(Interface dataset entries)
>>>>>

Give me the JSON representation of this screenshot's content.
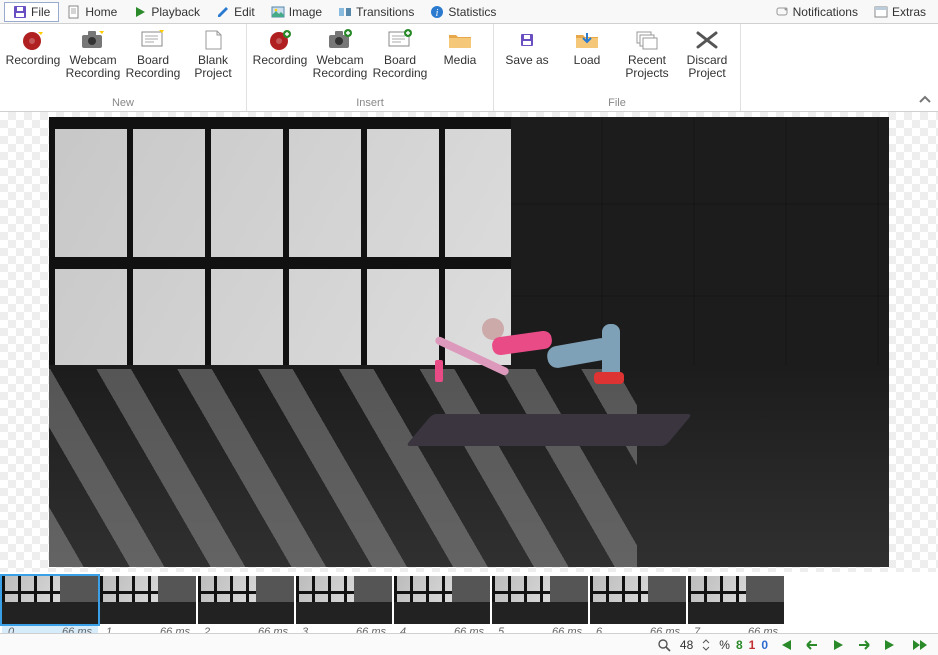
{
  "menubar": {
    "tabs": [
      {
        "label": "File",
        "icon": "save-icon",
        "active": true
      },
      {
        "label": "Home",
        "icon": "doc-icon"
      },
      {
        "label": "Playback",
        "icon": "play-icon"
      },
      {
        "label": "Edit",
        "icon": "pencil-icon"
      },
      {
        "label": "Image",
        "icon": "image-icon"
      },
      {
        "label": "Transitions",
        "icon": "transitions-icon"
      },
      {
        "label": "Statistics",
        "icon": "info-icon"
      }
    ],
    "right": [
      {
        "label": "Notifications",
        "icon": "bell-icon"
      },
      {
        "label": "Extras",
        "icon": "window-icon"
      }
    ]
  },
  "ribbon": {
    "groups": [
      {
        "label": "New",
        "items": [
          {
            "label": "Recording",
            "icon": "record-icon"
          },
          {
            "label": "Webcam Recording",
            "icon": "webcam-icon"
          },
          {
            "label": "Board Recording",
            "icon": "board-icon"
          },
          {
            "label": "Blank Project",
            "icon": "blank-icon"
          }
        ]
      },
      {
        "label": "Insert",
        "items": [
          {
            "label": "Recording",
            "icon": "record-add-icon"
          },
          {
            "label": "Webcam Recording",
            "icon": "webcam-add-icon"
          },
          {
            "label": "Board Recording",
            "icon": "board-add-icon"
          },
          {
            "label": "Media",
            "icon": "folder-icon"
          }
        ]
      },
      {
        "label": "File",
        "items": [
          {
            "label": "Save as",
            "icon": "save-as-icon"
          },
          {
            "label": "Load",
            "icon": "load-icon"
          },
          {
            "label": "Recent Projects",
            "icon": "recent-icon"
          },
          {
            "label": "Discard Project",
            "icon": "discard-icon"
          }
        ]
      }
    ]
  },
  "thumbnails": [
    {
      "index": "0",
      "duration": "66 ms",
      "active": true
    },
    {
      "index": "1",
      "duration": "66 ms"
    },
    {
      "index": "2",
      "duration": "66 ms"
    },
    {
      "index": "3",
      "duration": "66 ms"
    },
    {
      "index": "4",
      "duration": "66 ms"
    },
    {
      "index": "5",
      "duration": "66 ms"
    },
    {
      "index": "6",
      "duration": "66 ms"
    },
    {
      "index": "7",
      "duration": "66 ms"
    }
  ],
  "statusbar": {
    "zoom": "48",
    "zoom_unit": "%",
    "num_a": "8",
    "num_b": "1",
    "num_c": "0"
  }
}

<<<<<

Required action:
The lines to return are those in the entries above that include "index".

Output of the exercise:
      "index": "0",
      "index": "1",
      "index": "2",
      "index": "3",
      "index": "4",
      "index": "5",
      "index": "6",
      "index": "7",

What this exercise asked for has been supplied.